[Dataset excerpts Boundary: Start]
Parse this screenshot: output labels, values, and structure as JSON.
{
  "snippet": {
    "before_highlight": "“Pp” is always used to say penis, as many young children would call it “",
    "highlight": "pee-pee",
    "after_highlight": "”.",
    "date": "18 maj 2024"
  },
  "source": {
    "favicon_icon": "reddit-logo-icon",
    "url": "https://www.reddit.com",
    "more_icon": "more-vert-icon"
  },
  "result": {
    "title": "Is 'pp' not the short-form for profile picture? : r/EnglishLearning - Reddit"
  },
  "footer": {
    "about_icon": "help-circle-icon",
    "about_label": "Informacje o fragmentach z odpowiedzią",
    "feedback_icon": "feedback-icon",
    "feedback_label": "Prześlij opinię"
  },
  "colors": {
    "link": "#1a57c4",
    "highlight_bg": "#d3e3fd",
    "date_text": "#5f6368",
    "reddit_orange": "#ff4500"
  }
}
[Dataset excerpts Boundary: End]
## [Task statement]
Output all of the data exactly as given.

## [Written answer]
Parse this screenshot: output labels, values, and structure as JSON.
{
  "snippet": {
    "before_highlight": "“Pp” is always used to say penis, as many young children would call it “",
    "highlight": "pee-pee",
    "after_highlight": "”.",
    "date": "18 maj 2024"
  },
  "source": {
    "favicon_icon": "reddit-logo-icon",
    "url": "https://www.reddit.com",
    "more_icon": "more-vert-icon"
  },
  "result": {
    "title": "Is 'pp' not the short-form for profile picture? : r/EnglishLearning - Reddit"
  },
  "footer": {
    "about_icon": "help-circle-icon",
    "about_label": "Informacje o fragmentach z odpowiedzią",
    "feedback_icon": "feedback-icon",
    "feedback_label": "Prześlij opinię"
  },
  "colors": {
    "link": "#1a57c4",
    "highlight_bg": "#d3e3fd",
    "date_text": "#5f6368",
    "reddit_orange": "#ff4500"
  }
}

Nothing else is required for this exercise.